* Exercise
Exact copies of all the records are the expected output.
——
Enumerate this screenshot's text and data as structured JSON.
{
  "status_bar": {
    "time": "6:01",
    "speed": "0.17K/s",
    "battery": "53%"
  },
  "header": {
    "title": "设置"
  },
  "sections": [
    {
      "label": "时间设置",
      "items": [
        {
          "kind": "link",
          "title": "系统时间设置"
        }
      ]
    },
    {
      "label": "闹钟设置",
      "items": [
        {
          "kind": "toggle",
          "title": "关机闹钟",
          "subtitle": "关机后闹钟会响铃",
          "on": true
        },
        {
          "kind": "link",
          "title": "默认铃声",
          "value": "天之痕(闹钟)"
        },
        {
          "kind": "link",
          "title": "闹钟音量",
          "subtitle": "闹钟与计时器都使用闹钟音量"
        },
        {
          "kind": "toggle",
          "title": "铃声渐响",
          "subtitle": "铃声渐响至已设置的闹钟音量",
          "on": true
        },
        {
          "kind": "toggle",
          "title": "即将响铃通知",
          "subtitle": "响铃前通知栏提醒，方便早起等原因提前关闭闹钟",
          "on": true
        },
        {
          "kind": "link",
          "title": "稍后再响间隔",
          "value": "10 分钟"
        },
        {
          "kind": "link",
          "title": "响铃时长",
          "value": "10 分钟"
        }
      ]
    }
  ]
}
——
* Task answer
Enumerate this screenshot's text and data as structured JSON.
{
  "status_bar": {
    "time": "6:01",
    "speed": "0.17K/s",
    "battery": "53%"
  },
  "header": {
    "title": "设置"
  },
  "sections": [
    {
      "label": "时间设置",
      "items": [
        {
          "kind": "link",
          "title": "系统时间设置"
        }
      ]
    },
    {
      "label": "闹钟设置",
      "items": [
        {
          "kind": "toggle",
          "title": "关机闹钟",
          "subtitle": "关机后闹钟会响铃",
          "on": true
        },
        {
          "kind": "link",
          "title": "默认铃声",
          "value": "天之痕(闹钟)"
        },
        {
          "kind": "link",
          "title": "闹钟音量",
          "subtitle": "闹钟与计时器都使用闹钟音量"
        },
        {
          "kind": "toggle",
          "title": "铃声渐响",
          "subtitle": "铃声渐响至已设置的闹钟音量",
          "on": true
        },
        {
          "kind": "toggle",
          "title": "即将响铃通知",
          "subtitle": "响铃前通知栏提醒，方便早起等原因提前关闭闹钟",
          "on": true
        },
        {
          "kind": "link",
          "title": "稍后再响间隔",
          "value": "10 分钟"
        },
        {
          "kind": "link",
          "title": "响铃时长",
          "value": "10 分钟"
        }
      ]
    }
  ]
}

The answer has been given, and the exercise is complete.